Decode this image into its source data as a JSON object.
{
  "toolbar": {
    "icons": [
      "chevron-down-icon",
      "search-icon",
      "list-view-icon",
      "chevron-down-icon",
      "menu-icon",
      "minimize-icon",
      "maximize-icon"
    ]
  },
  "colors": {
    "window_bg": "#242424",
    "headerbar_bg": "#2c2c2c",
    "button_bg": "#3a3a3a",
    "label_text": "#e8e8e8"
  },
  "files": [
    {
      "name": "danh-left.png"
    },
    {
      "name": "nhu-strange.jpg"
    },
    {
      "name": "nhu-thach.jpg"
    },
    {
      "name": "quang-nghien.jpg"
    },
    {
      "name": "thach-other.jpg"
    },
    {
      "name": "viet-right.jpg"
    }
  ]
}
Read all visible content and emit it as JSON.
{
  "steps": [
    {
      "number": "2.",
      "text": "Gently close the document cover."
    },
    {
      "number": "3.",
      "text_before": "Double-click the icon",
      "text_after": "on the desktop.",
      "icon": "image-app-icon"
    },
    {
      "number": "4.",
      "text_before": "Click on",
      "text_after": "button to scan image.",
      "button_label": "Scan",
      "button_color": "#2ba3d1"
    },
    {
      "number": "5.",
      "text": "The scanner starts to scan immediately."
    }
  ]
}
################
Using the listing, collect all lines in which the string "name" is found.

Your response:
      "name": "danh-left.png"
      "name": "nhu-strange.jpg"
      "name": "nhu-thach.jpg"
      "name": "quang-nghien.jpg"
      "name": "thach-other.jpg"
      "name": "viet-right.jpg"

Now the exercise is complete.